The prequels that eventually followed were disappointing of course, doomed to never live up to expectations, but to be honest, I still went a little misty eyed when Yoda pulled out his lightsabre, when he rumbled with the Emperor and, most of all, the silence when Vader's mask went on for the first time and then he started THAT breathing thing. I just cared too much about this world to not feel something.
So it's funny when agencies and brand managers alike talk about making brands 'stop interrupting what people are interested in and BECOME what people are interested in'.
How many ads can you remember that really did this? Left you gasping to have the story enriched by more content? And don't get me started on banner ads and 'social stuff'.
Think about the THOUSANDS of communications campaigns hurled at us every year. You can count on one hand those with any sort of genuine cultural resonance, and even then - The Old Spice Guy, The Meerkat, Papa and Nicole, the Nescafe Gold Blend couple - how much do you really think people care when these things are killed off? Maybe a little sad, but begging for more?
Doubtful. Brands are useful, we might have affection for some, even love one or two, but if anyone is crying out for more Old Spice stuff, rather the Dark Knight or even Transformers 4 (yes, it's planned), they're a little wierd.
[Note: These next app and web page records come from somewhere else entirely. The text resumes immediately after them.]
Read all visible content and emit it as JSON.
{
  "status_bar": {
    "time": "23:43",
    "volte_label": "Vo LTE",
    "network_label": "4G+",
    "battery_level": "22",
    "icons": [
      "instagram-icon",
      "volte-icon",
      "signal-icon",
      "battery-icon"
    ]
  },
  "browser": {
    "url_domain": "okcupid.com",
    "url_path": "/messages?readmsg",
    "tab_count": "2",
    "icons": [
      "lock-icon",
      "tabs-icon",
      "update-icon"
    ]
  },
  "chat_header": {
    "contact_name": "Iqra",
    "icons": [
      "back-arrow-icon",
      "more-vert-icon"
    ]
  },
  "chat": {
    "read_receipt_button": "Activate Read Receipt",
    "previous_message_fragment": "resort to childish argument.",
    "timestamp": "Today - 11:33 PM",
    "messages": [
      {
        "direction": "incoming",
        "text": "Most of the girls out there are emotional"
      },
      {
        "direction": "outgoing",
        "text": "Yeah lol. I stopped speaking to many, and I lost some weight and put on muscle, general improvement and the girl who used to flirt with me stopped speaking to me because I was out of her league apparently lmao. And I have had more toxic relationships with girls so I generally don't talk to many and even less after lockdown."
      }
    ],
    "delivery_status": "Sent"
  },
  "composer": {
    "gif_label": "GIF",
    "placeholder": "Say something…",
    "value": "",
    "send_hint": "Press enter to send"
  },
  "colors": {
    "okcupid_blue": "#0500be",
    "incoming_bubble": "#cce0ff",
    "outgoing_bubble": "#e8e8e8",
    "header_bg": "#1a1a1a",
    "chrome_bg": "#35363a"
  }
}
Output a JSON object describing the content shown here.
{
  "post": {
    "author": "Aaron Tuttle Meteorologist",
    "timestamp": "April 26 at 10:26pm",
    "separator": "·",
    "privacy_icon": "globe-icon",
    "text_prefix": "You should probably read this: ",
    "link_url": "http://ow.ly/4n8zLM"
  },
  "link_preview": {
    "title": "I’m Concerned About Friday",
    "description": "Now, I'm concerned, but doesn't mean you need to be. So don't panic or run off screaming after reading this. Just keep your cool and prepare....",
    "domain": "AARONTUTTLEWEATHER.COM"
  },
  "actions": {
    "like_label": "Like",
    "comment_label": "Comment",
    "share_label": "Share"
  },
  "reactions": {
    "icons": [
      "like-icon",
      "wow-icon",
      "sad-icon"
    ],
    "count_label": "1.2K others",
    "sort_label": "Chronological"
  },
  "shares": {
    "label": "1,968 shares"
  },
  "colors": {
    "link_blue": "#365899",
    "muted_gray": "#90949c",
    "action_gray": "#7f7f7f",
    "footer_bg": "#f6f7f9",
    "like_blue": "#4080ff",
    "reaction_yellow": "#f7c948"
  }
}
If you start every brief with the objective, 'Be culturally significant' or, heaven forfend, create a Lovemark, your rate of success is going to be pretty dire. Even the experts at making culturally significant stuff make plenty of duds. The amazing success of Harry Potter is outnumbered by failures like Eragon and The Golden Compass. Geeorge Lucas may have done Star Wars and Raiders, but he also did Howard the Duck and Willow.
Failure is built into the business models of film studios and record companies.
It isn't part of the business plans of clients.
Being realistic, its should never be about love, it should be about getting noticed at all.
These days, kids and stuff mean I go swimming a lot less and go the gym a lot more, on a lunchtime to be precise. Next to swimming or being out on the bike, the gym comes distant third, but when can't do without either the endorphine rush, the sense of Flow and the release from being anything but me from time to time, it's still special.
It happens to be the same place where Jessica Ennis trains (no photo proof of course, you don't take photos half naked women in gyms. Not even the famous ones).
When you get that close to someone, you realise just how extraordinary world class athletes really are. What they do week in, week out is beyond the realms of what is possible for most of us.
Let me correct that, it's possible for nearly anyone, champions are made, not born, but the levels of practise, commitment and sheer hard work to get there are just too much for most of us.
When you face that level of focused, brilliance, it's pretty inspiring.
I was lucky to play a few games with a pro-tennis player once. I asked him to hit a few proper 1st serves against me, I barely saw them, let alone got a racket on them.
You don't really see that on TV, not even in a big stadium.